Other number 31's include...Don Beaupre, the aforementioned Peter Ing, Damien Rhodes, Al Smith, Marv Edwards and Gord McRae...quick question time...What was Gord McRae's nickname?....answer next post.........previous quick question answer....Rich Costello came to Toronto in the Darryl Sittler to Philadelphia trade. Wow.

Friday, January 8, 2010

Leaf Number Of The Day

Welcome to what hopes to be a regular feature at LFATWWTW. We're going to focus on certain sweater numbers and the history of said number through-out the history of the Leafs. Now, as they say on Sesame Street...

"Today's number i
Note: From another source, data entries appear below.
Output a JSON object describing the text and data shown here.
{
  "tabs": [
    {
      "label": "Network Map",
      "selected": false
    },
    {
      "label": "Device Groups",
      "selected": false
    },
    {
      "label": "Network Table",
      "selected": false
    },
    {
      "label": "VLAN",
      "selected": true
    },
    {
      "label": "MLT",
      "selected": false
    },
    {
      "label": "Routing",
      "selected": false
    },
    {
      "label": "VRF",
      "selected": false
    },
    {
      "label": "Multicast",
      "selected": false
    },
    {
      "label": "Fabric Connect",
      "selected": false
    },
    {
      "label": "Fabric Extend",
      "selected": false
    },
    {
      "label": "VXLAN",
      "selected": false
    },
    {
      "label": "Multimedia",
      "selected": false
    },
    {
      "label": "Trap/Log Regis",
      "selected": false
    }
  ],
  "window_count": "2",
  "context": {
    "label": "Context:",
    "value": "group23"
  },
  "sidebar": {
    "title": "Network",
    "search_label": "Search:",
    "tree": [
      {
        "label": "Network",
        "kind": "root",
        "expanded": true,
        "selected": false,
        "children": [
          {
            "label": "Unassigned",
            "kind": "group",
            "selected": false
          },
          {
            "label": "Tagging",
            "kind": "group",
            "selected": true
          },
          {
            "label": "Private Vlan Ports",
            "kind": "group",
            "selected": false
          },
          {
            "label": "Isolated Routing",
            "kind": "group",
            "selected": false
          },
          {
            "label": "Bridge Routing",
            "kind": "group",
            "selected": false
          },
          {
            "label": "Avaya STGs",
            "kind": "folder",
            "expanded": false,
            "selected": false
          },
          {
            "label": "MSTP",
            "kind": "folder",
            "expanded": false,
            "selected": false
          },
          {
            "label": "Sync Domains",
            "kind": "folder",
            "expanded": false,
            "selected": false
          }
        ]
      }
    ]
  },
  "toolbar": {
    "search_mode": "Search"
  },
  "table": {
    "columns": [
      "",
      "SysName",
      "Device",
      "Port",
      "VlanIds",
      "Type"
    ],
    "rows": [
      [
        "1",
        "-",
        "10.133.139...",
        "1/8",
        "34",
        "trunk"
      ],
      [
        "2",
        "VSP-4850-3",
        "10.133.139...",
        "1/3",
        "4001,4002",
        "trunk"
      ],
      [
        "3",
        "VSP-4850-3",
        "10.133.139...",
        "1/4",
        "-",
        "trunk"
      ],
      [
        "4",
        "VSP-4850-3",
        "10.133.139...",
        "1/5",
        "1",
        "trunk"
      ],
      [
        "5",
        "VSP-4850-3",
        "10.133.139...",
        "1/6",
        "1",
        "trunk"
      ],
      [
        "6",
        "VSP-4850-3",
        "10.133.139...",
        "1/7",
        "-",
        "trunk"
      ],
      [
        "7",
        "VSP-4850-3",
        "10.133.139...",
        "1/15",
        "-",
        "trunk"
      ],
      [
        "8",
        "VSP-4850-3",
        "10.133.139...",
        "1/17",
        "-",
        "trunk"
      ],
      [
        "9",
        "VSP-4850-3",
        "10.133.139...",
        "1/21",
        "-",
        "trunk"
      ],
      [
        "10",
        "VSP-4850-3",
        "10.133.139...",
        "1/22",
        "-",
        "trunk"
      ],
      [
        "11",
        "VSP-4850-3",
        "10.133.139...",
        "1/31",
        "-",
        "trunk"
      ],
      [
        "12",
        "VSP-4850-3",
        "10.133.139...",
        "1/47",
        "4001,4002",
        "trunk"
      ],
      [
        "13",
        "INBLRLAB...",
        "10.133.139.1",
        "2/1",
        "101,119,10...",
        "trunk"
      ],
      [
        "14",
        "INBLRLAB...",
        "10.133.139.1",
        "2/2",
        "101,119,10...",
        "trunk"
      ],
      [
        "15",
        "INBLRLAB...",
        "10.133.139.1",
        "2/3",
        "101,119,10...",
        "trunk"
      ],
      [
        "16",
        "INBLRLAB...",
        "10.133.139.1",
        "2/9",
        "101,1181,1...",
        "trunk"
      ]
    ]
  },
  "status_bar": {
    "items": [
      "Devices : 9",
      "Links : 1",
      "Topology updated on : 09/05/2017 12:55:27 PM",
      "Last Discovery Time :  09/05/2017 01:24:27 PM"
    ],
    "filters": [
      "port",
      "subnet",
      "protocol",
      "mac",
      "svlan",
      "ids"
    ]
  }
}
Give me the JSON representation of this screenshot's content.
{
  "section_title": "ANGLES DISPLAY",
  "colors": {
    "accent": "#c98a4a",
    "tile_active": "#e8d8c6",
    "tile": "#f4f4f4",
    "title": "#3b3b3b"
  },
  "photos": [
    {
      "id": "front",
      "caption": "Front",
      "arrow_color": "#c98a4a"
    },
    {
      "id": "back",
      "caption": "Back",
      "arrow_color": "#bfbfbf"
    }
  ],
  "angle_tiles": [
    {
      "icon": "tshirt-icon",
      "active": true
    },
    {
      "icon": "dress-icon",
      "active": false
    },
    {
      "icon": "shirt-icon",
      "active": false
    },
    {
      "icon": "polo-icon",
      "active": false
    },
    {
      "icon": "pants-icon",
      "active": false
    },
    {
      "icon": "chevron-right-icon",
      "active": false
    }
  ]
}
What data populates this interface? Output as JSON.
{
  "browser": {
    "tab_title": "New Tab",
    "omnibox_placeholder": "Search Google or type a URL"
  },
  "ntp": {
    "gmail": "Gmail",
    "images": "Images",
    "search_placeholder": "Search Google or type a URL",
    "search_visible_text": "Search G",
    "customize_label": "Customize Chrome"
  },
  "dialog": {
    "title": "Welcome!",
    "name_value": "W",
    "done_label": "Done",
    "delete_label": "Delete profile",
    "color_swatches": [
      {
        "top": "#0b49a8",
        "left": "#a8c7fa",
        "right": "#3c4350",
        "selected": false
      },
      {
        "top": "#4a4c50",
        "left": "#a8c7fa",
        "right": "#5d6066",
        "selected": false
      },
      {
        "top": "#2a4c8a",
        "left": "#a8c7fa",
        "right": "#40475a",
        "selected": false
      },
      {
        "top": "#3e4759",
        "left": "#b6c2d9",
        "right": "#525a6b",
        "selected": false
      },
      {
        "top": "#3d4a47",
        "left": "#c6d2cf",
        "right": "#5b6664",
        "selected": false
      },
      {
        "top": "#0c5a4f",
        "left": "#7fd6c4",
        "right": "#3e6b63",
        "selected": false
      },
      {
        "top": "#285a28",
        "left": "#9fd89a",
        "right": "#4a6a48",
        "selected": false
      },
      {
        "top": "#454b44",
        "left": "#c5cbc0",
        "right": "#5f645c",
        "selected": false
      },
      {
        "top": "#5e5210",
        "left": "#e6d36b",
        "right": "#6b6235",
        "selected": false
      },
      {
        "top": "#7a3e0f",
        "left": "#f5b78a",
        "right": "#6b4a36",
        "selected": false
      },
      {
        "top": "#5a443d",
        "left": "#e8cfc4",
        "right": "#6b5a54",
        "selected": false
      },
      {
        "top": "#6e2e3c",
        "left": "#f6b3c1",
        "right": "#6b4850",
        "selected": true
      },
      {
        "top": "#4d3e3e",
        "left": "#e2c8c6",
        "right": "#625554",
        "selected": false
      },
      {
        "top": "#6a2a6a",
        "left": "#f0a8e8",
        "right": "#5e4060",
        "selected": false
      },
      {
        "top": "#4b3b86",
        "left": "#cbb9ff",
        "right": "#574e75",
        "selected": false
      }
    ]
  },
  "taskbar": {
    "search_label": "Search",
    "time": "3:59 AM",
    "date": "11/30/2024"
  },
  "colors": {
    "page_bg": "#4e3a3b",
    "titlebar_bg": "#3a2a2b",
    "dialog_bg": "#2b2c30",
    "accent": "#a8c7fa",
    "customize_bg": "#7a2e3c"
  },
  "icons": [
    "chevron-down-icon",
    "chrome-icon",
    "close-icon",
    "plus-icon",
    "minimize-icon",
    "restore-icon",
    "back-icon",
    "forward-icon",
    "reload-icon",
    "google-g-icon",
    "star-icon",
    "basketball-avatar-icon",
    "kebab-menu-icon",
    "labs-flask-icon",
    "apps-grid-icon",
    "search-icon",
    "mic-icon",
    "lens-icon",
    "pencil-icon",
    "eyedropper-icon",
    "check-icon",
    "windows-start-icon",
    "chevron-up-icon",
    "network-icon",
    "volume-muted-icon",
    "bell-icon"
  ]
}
Number 8 as in the black hole of talent for Leaf numbers. Pictured here is Ron Ellis. The greatest number 8 ever for the Leafs and he only wore it for a moment in time. Ellis, who also wore #11, was given the treasured #6 by Ace Bailey and wore it for just about all of his career. When Ronny retired, the number was re-retired. Ellis played all his career with the Leafs scoring 332 goals and adding 308 assists. He retired in 75 after a 32 goal season and returned to the Leafs lineup in 77-78 scoring 26.

Jim Dorey, another #8, played defence for a struggling Leaf team from 68/69 until the 71/72 season. His claim to fame, of course, was his debut game. Playing against the Pittsburgh Penguins he set a record, at that time, for incurring 48 penalty minutes in a game. He jumped to the New England Whalers of the WHA in 72/73 and returned to the big smoke in 74 and played two years for the Toronto Toros.

Jack Valiquette, played 3 years with the Leafs scoring only 33 goals in that span. A long cry from his 63 with the Sault Ste. Marie Greyhound in his last year of junior.

Rob Ramage, captain of the Leafs from 89 to 91 managed to score 18 goals in those 2 years and racked up an astounding 375 penalty minutes. While playing with Colorado, Ramage helped Billy Smith become the first goalie to be recognized as a goal scorer. He was the culprit who shot the puck the length of the rink into his unguarded goal during a delayed penalty. Smith was the last Islander to touch the puck and therefore was credited with the goal. Ramage was recently sentenced to 4 years in prison after being found guilty of impaired driving causing death and dangerous driving causing death in the fatal traffic accident that took the life of his friend and former NHL player Keith Magnuson. His lawyer is appealing the conviction and Ramage remains free on bail.

Currently wearing #8 for your Toronto Maple Leafs--
Mike Komisarek--Big free-agent signing in the summer of 09, started off trying to do too much and ended up doing too little. When healthy, he should be a stabalizing factor on the Leaf defence for a few years to come.

Some more number eights.....Pierre Jarry, , Walt Podubny, Aki Berg, Brit Selby, Greg Hotham, Richard Mulhern and Rich Costello.....quick question...What is Rich Costello's Maple Leaf claim to fame? post.